Thursday, January 16, 2014

More on 60 Minutes

More folks are opining on the 60 Minutes Greentech piece.   The discussion is important.   A green reporter who has a spent a lot of time following the industry posted this link on Gigaom

She has many valid points in her blog.  But certainly got the Ivanpah project wrong when she stated:

“Even within the loan program, there were more wins than the 60 Minutes piece let on, like the Ivanpah solar farm that created a lot of jobs outside of Las Vegas. The U.S. government needs to give more support to next-generation energy technologies, not less.

Ivanpah is a concentrated solar thermal project that has turned out to be expensive and has been significantly delayed in startup.  Ivanpah is also battling a problem of killing birds that fly through the concentrated sunlight and get burned.   It is not the next generation in solar electric power it is probably the Betamax of solar electric power.

The Phase 1 of the Ivanpah project sells power to PG&E at approximately 20 cents per kilowatt hour.   PG&E can now purchase power from a similar sized PV farm for half this price without ant dead birds.  We the customers of PG&E are stuck with an above cost long term power purchase agreement.   Of course it is our monthly money that will keep the Ivanpah project solvent and pay back the DOE loans.

Ivanpah is only a “success” because we the people will continue to subsidize an overpriced contract for the purchase of the power.   The DOE will chalk it up as a successful project and folks like Ms. Ferenbacher will extol the virtues of the jobs created.

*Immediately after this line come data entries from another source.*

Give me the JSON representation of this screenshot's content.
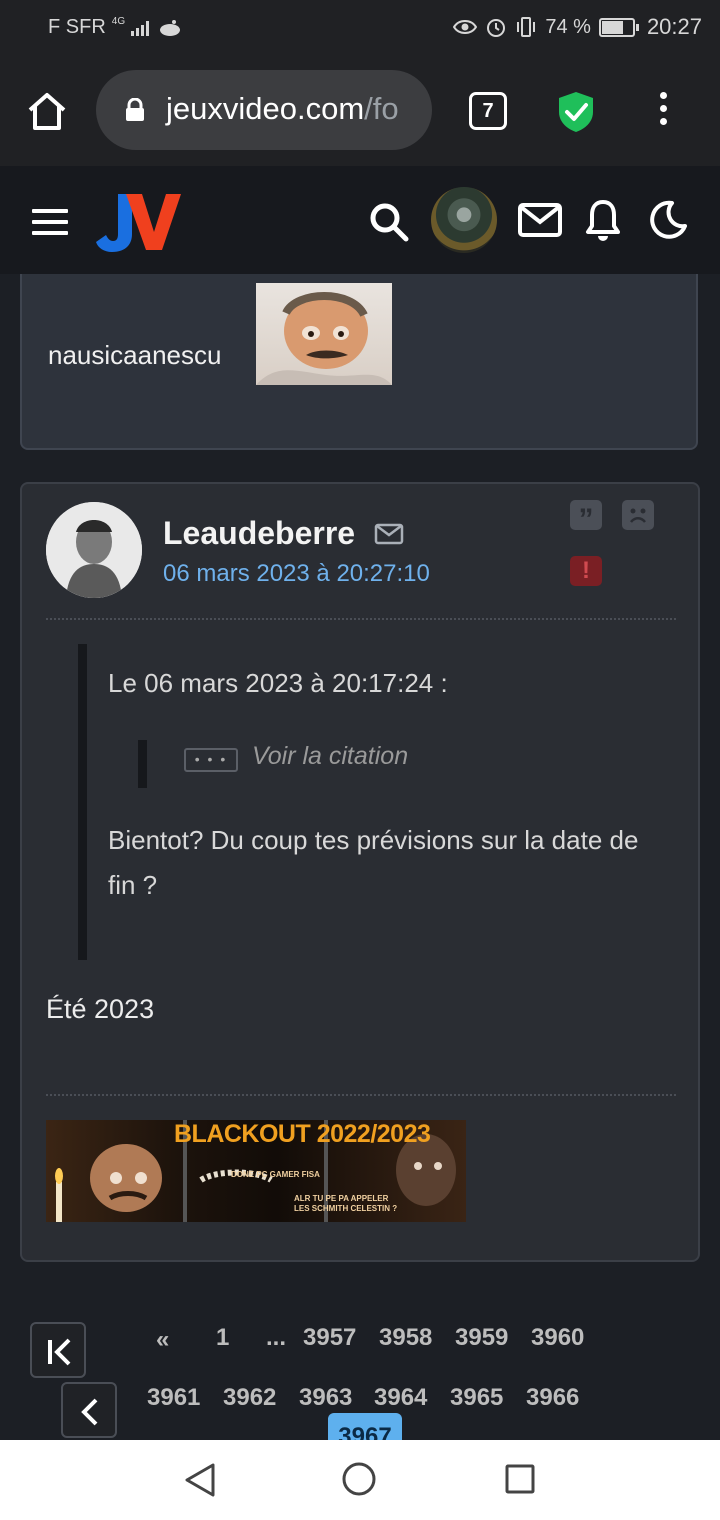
{
  "status_bar": {
    "carrier": "F SFR",
    "network": "4G",
    "battery": "74 %",
    "battery_level": 0.74,
    "time": "20:27"
  },
  "browser": {
    "url_main": "jeuxvideo.com",
    "url_tail": "/fo",
    "tab_count": "7"
  },
  "header": {
    "logo_text": "JV"
  },
  "previous_post": {
    "username": "nausicaanescu"
  },
  "post": {
    "author": "Leaudeberre",
    "date": "06 mars 2023 à 20:27:10",
    "quote": {
      "header": "Le 06 mars 2023 à 20:17:24 :",
      "nested_button": "• • •",
      "nested_label": "Voir la citation",
      "body": "Bientot? Du coup tes prévisions sur la date de fin ?"
    },
    "answer": "Été 2023",
    "signature": {
      "title": "BLACKOUT 2022/2023",
      "line1": "DONE PC GAMER FISA",
      "line2": "ALR TU PE PA APPELER LES SCHMITH CELESTIN ?"
    },
    "action_icons": [
      "quote-icon",
      "sad-face-icon",
      "report-icon"
    ]
  },
  "pagination": {
    "prev": "«",
    "first": "1",
    "ellipsis": "...",
    "row1": [
      "3957",
      "3958",
      "3959",
      "3960"
    ],
    "row2": [
      "3961",
      "3962",
      "3963",
      "3964",
      "3965",
      "3966"
    ],
    "current": "3967"
  },
  "colors": {
    "date_link": "#6fb1ec",
    "current_page": "#5eb0ee",
    "shield": "#1fbf5a"
  }
}
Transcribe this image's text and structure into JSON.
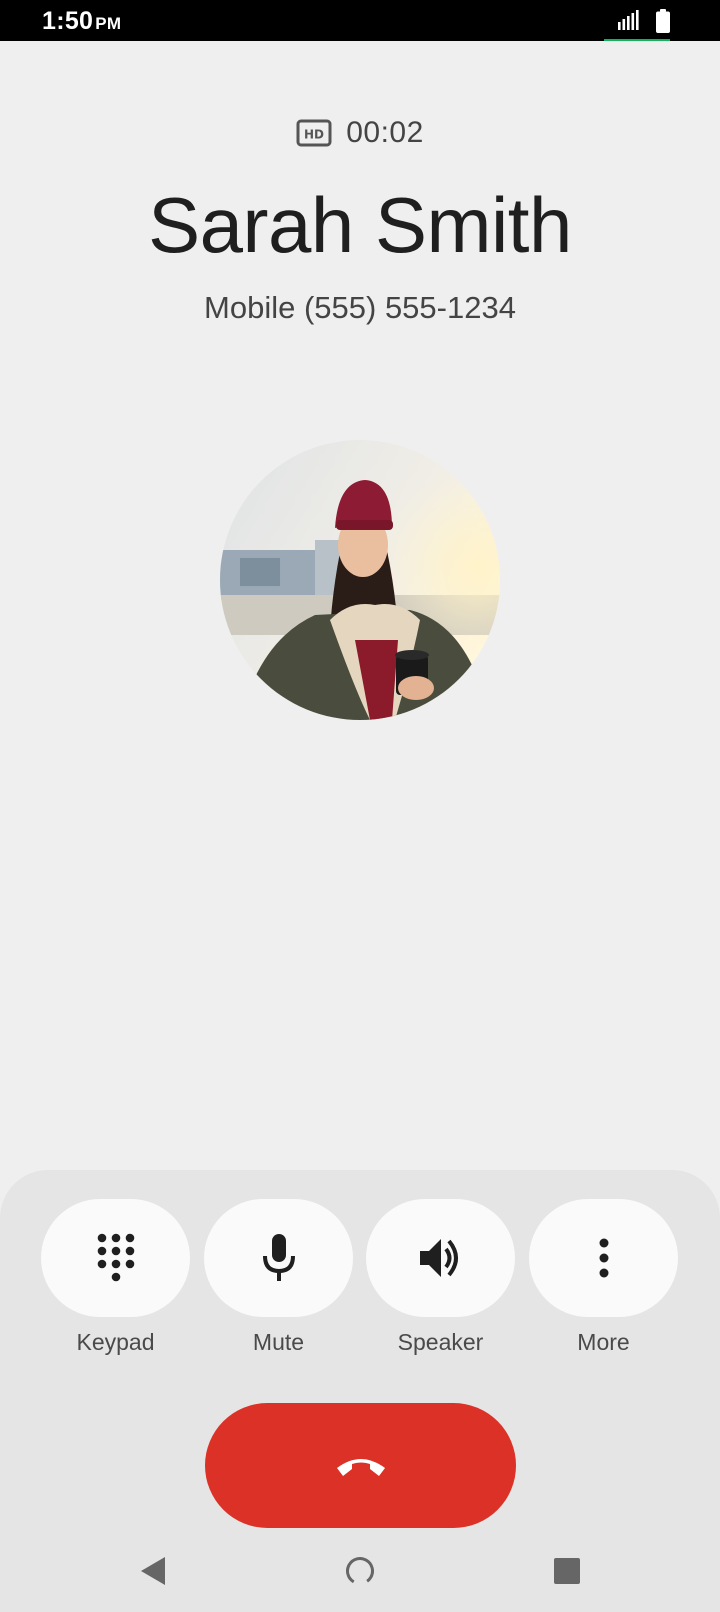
{
  "status_bar": {
    "time": "1:50",
    "ampm": "PM",
    "icons": [
      "signal-icon",
      "battery-icon"
    ]
  },
  "call": {
    "hd_badge": "HD",
    "timer": "00:02",
    "caller_name": "Sarah Smith",
    "caller_number": "Mobile (555) 555-1234"
  },
  "controls": [
    {
      "id": "keypad",
      "label": "Keypad",
      "icon": "dialpad-icon"
    },
    {
      "id": "mute",
      "label": "Mute",
      "icon": "microphone-icon"
    },
    {
      "id": "speaker",
      "label": "Speaker",
      "icon": "speaker-icon"
    },
    {
      "id": "more",
      "label": "More",
      "icon": "more-vertical-icon"
    }
  ],
  "end_call": {
    "icon": "end-call-icon",
    "color": "#dc3126"
  },
  "nav": [
    "back-icon",
    "home-icon",
    "recents-icon"
  ],
  "colors": {
    "background": "#efefef",
    "sheet": "#e5e5e5",
    "end_call": "#dc3126",
    "status_accent": "#13b35c"
  }
}
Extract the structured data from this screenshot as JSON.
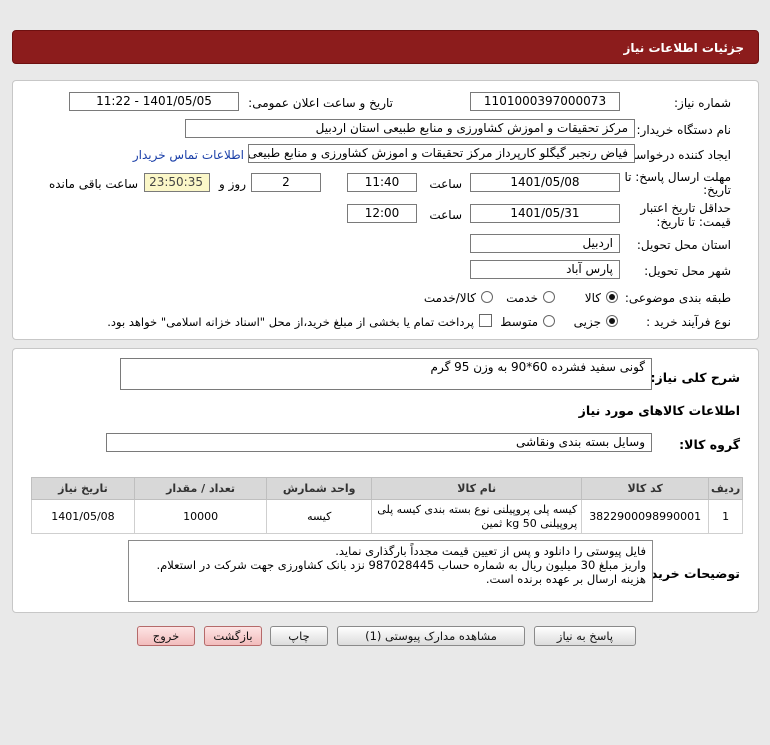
{
  "header": {
    "title": "جزئیات اطلاعات نیاز"
  },
  "form": {
    "need_number": {
      "label": "شماره نیاز:",
      "value": "1101000397000073"
    },
    "announce": {
      "label": "تاریخ و ساعت اعلان عمومی:",
      "value": "1401/05/05 - 11:22"
    },
    "buyer": {
      "label": "نام دستگاه خریدار:",
      "value": "مرکز تحقیقات و اموزش کشاورزی و منابع طبیعی استان اردبیل"
    },
    "creator": {
      "label": "ایجاد کننده درخواست:",
      "value": "فیاض رنجبر گیگلو کارپرداز مرکز تحقیقات و اموزش کشاورزی و منابع طبیعی استان",
      "contact_link": "اطلاعات تماس خریدار"
    },
    "deadline": {
      "label_line1": "مهلت ارسال پاسخ: تا",
      "label_line2": "تاریخ:",
      "date": "1401/05/08",
      "time_label": "ساعت",
      "time": "11:40",
      "days": "2",
      "days_label": "روز و",
      "remaining": "23:50:35",
      "remaining_label": "ساعت باقی مانده"
    },
    "validity": {
      "label_line1": "حداقل تاریخ اعتبار",
      "label_line2": "قیمت: تا تاریخ:",
      "date": "1401/05/31",
      "time_label": "ساعت",
      "time": "12:00"
    },
    "province": {
      "label": "استان محل تحویل:",
      "value": "اردبیل"
    },
    "city": {
      "label": "شهر محل تحویل:",
      "value": "پارس آباد"
    },
    "category": {
      "label": "طبقه بندی موضوعی:",
      "options": [
        "کالا",
        "خدمت",
        "کالا/خدمت"
      ],
      "selected": "کالا"
    },
    "purchase_type": {
      "label": "نوع فرآیند خرید :",
      "options": [
        "جزیی",
        "متوسط"
      ],
      "selected": "جزیی",
      "payment_note": "پرداخت تمام یا بخشی از مبلغ خرید،از محل \"اسناد خزانه اسلامی\" خواهد بود."
    }
  },
  "details": {
    "summary_label": "شرح کلی نیاز:",
    "summary_value": "گونی سفید فشرده 60*90 به وزن 95 گرم",
    "goods_info_title": "اطلاعات کالاهای مورد نیاز",
    "group_label": "گروه کالا:",
    "group_value": "وسایل بسته بندی  ونقاشی",
    "table": {
      "headers": [
        "ردیف",
        "کد کالا",
        "نام کالا",
        "واحد شمارش",
        "تعداد / مقدار",
        "تاریخ نیاز"
      ],
      "rows": [
        {
          "index": "1",
          "code": "3822900098990001",
          "name": "کیسه پلی پروپیلنی نوع بسته بندی کیسه پلی پروپیلنی 50 kg ثمین",
          "unit": "کیسه",
          "qty": "10000",
          "date": "1401/05/08"
        }
      ]
    },
    "notes_label": "توضیحات خریدار:",
    "notes_lines": [
      "فایل پیوستی را دانلود و پس از تعیین قیمت مجدداً بارگذاری نماید.",
      "واریز مبلغ 30 میلیون ریال به شماره حساب 987028445 نزد بانک کشاورزی جهت شرکت در استعلام.",
      "هزینه ارسال بر عهده برنده است."
    ]
  },
  "buttons": {
    "reply": "پاسخ به نیاز",
    "attachments": "مشاهده مدارک پیوستی (1)",
    "print": "چاپ",
    "back": "بازگشت",
    "exit": "خروج"
  }
}
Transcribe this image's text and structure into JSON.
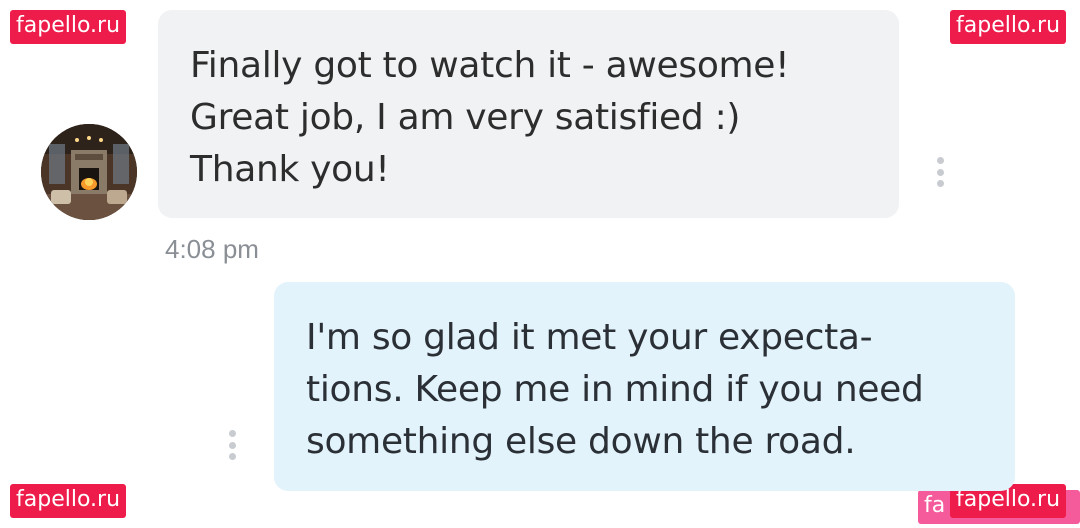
{
  "watermark": {
    "text": "fapello.ru",
    "partial_text": "fa"
  },
  "incoming_message": {
    "lines": [
      "Finally got to watch it - awesome!",
      "Great job, I am very satisfied :)",
      "Thank you!"
    ],
    "timestamp": "4:08 pm",
    "avatar": "fireplace-room-photo"
  },
  "outgoing_message": {
    "lines": [
      "I'm so glad it met your expecta-",
      "tions. Keep me in mind if you need",
      "something else down the road."
    ]
  },
  "icons": {
    "more_options": "vertical-ellipsis-icon"
  },
  "colors": {
    "incoming_bubble": "#f0f2f4",
    "outgoing_bubble": "#e2f3fb",
    "watermark_bg": "#ee1c4a",
    "timestamp_text": "#8a8f95"
  }
}
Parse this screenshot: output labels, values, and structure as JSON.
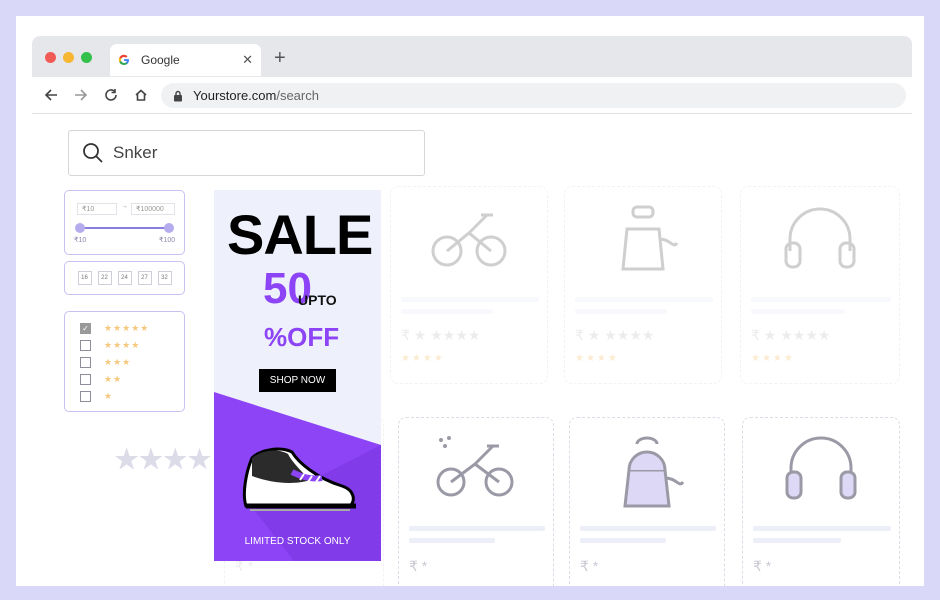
{
  "browser": {
    "tab_title": "Google",
    "url_host": "Yourstore.com",
    "url_path": "/search",
    "dot_colors": [
      "#f05b55",
      "#f7b733",
      "#35c04b"
    ]
  },
  "search": {
    "value": "Snker"
  },
  "filters": {
    "price_min_input": "₹10",
    "price_max_input": "₹100000",
    "range_min_label": "₹10",
    "range_max_label": "₹100",
    "sizes": [
      "16",
      "22",
      "24",
      "27",
      "32"
    ],
    "ratings": [
      {
        "checked": true,
        "stars": 5
      },
      {
        "checked": false,
        "stars": 4
      },
      {
        "checked": false,
        "stars": 3
      },
      {
        "checked": false,
        "stars": 2
      },
      {
        "checked": false,
        "stars": 1
      }
    ]
  },
  "banner": {
    "sale": "SALE",
    "fifty": "50",
    "upto": "UPTO",
    "off": "%OFF",
    "cta": "SHOP NOW",
    "limited": "LIMITED STOCK ONLY",
    "accent": "#8c44f6"
  },
  "products": {
    "currency": "₹",
    "row1": [
      "bicycle-icon",
      "kettle-icon",
      "headphones-icon"
    ],
    "row2": [
      "bicycle-icon",
      "kettle-icon",
      "headphones-icon"
    ]
  }
}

Let us assume that 30 permanent jobs are associated are associated with Phase 1 that will generate 129 megawatts.  The entire project with three phases will create 86 permanent jobs. Let’s assume the capacity factor is 25%.  Doing the requisite math the extra 10 cents per kwh of overpayment by the customers of PG&E amounts to $28,251,000 per year.  We the customers of PG&E are paying approximately one million dollars a year for the next twenty years for each permanent job the project created.  When folks like Ms. Ferenbacher can actually do arithmetic they should report that the US DOE should never repeat a project like this.  Not only do the birds get burned we the customers of PG&E got really burned


  1. I am not a fan of CSP because it is expensive but that was PG&E’s fault. many folks told the CA utilities not to sign that deal knowing it would be too expensive. The Federal Govt did not pick that project, PG&E did. All the Federal Govt did was say that the PG&E contract, approved by the State PUC was solid enough to loan money to.

    I think you got it wrong here.

  2. Jigar I will blog about how the CPUC dropped the ball and how PG&E just takes their customers' money and they are happy to take more. Ultimately the CPUC is to balme as they had a duty to protect the utility customers. Had we installed a CC gas turbine power could be generated for $70 per mwh and 95% load factor. This boondoggle costs $200 per mwh with 25% load factor. Emissions from CC gas are about 730 pounds CO2 per mwh. The carbon tax is $130 per mwh divide 730 pounds CO2 per mwh times 2200 pounds per metric ton. This is $392 per metric tonne CO2. We could gave bought credits in Europe for $6 a metric ton. The CPUC must be held accountable